─── THE DATA ───
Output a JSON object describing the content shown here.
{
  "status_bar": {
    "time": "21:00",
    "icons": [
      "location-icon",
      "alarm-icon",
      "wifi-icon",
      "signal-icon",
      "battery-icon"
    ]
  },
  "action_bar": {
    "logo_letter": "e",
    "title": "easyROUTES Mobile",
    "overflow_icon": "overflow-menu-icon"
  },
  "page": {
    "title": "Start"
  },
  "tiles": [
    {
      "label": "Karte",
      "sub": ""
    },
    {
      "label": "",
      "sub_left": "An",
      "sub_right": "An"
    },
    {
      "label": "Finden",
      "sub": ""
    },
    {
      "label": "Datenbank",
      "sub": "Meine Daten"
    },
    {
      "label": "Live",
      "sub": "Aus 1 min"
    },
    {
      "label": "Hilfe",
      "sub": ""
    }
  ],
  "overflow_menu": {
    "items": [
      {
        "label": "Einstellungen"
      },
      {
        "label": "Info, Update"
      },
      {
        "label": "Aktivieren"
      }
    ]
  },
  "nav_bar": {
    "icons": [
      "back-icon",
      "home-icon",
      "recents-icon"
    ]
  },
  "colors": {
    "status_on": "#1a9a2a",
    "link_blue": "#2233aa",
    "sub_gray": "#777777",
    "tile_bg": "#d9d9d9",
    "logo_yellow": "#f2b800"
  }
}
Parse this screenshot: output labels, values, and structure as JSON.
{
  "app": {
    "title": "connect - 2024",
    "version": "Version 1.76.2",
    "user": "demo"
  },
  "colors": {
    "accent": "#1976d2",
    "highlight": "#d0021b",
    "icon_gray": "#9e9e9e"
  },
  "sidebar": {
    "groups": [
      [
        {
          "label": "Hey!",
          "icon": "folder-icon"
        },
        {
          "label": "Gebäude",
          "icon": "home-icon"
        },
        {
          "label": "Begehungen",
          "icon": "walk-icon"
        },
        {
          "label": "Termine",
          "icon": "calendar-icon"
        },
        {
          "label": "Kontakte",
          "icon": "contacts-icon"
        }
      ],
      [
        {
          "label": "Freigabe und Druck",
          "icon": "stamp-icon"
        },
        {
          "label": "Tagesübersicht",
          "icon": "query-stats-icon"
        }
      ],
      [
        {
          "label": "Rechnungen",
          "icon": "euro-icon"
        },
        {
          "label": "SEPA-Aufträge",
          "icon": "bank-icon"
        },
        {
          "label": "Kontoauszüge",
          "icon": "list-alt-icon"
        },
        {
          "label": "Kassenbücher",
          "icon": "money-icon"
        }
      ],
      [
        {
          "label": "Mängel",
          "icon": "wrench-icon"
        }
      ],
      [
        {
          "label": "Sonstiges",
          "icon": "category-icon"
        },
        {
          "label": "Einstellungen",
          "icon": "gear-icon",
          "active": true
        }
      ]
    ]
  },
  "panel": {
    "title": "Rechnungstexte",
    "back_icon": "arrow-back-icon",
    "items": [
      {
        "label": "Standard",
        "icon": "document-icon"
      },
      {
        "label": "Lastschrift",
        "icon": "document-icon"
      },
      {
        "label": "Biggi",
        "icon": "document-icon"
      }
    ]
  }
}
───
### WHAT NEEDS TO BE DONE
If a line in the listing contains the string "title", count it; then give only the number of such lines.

### EXERCISE RESPONSE
4